des objectifs sont illusoires.
Si j'ai bien compris, les tests en Jpeg direct sont tributaires de
l'accentuation réalisée au sein du boîtier. Or de légères modifications
de cette accentuation ont des effets notables sur les résultats du
Donc les tests non personnalisés ne veulent pas dire grand chose.
Et si l'on fait du RAW, alors ces résultats seront tributaires des
choix faits (logiciel, réglages...)
Ceci explique peut-être les avis parfois divergents sur la qualité de
telle ou telle optique, ou même de telle association boîtier+optique...
Note: We don't feature SFR-based LW/PH resolution numbers more
prominently in our reviews (eg, outside the Imatest pages) because
we've found that they're *very* sensitive to minor differences in
in-camera image processing. Relatively small changes in the amount of
in-camera sharpening can have a large effect on the resulting
resolution numbers. Imatest attempts to compensate for this by
adjusting to a "standard" sharpening, but this approach can't
completely undo what happens inside the cameras, and so often gives
inconsistent results. Sometimes the "standardized" sharpening happens
to just match the shape of the edge profile with the in-camera
sharpening applied, and you'll get wildly high results. At other times,
it will tend to correct in the opposite direction. Unfortunately,
ignoring the in-camera sharpening entirely can result in even greater
discrepancies, particularly between models from different
manufacturers. Turning off sharpening in the camera may or may not
fully eliminate the sharpening, so simply turning off sharpening in the
camera JPEGs isn't a reliable solution. It also wouldn't be the way
most people shoot the cameras. We could process RAW files with no
sharpening (as shown below), but then that'd only suit the people
working primarily or exclusively from RAW, and would open another can
of worms as to what RAW converter was used, etc, etc.
The bottom line is that numbers for resolution only take you so far.
Detail handling and edge acuity are very complex issues; ones that
don't easily boil down to a single number. The best approach is to
simply look look at the broad array of standardized test shots we take

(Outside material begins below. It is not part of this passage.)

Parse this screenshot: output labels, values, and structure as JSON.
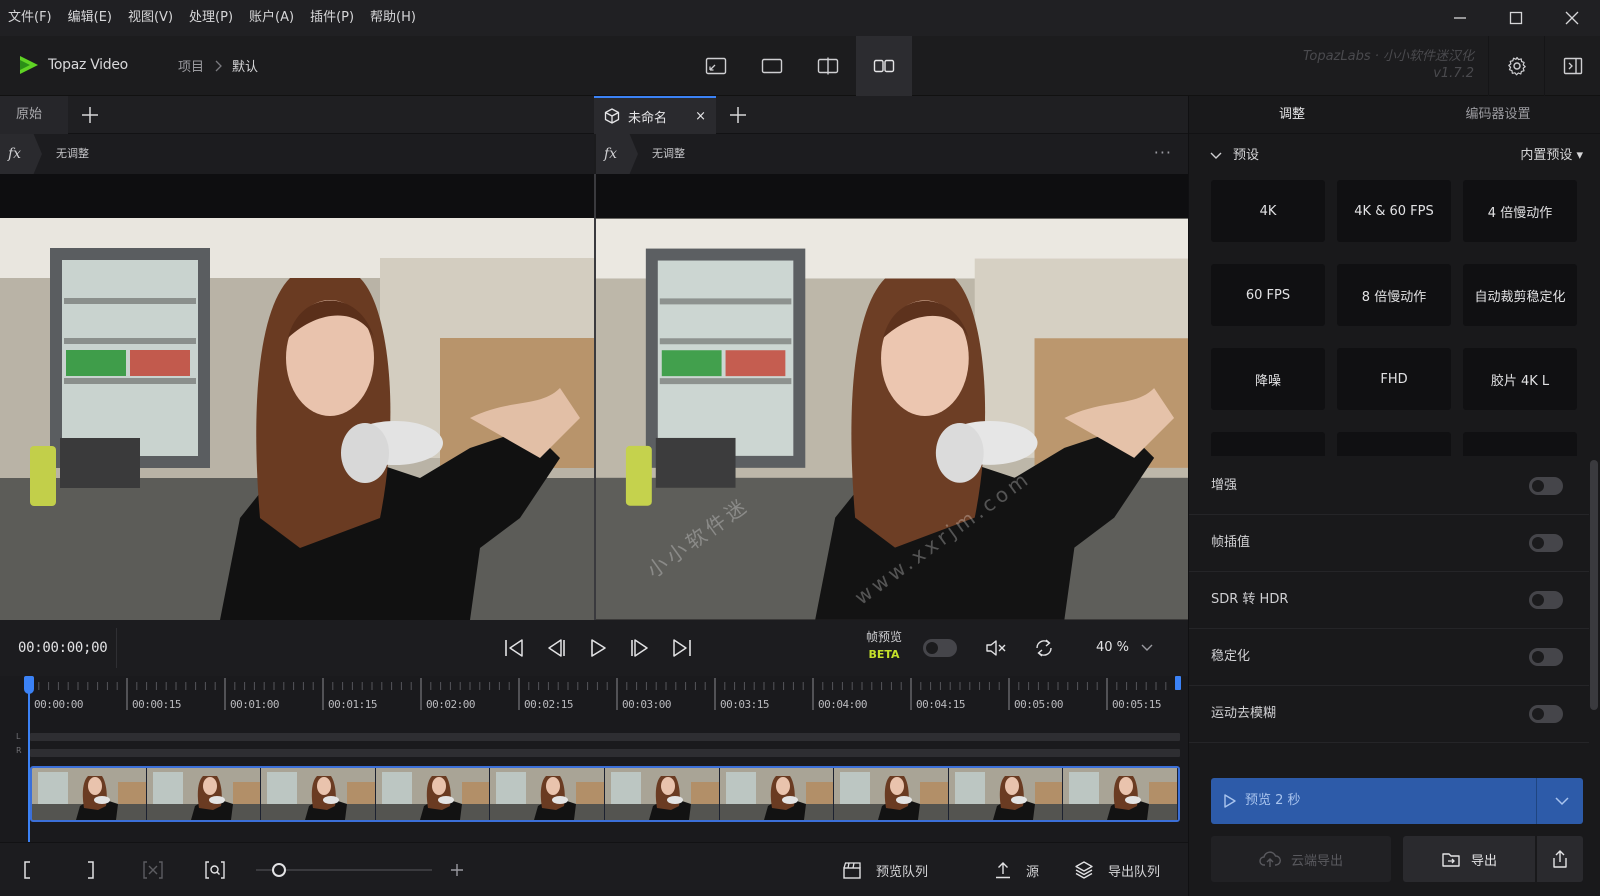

with each camera, to the point of downloading and printing them with
whatever processing you'd use if you owned the camera and shot with it.

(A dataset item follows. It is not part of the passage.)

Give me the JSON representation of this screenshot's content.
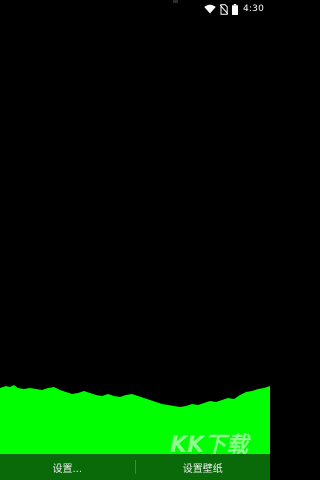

See how the differences stack up for you visually, and make your
decision on that, rather than on abstract resolution numbers.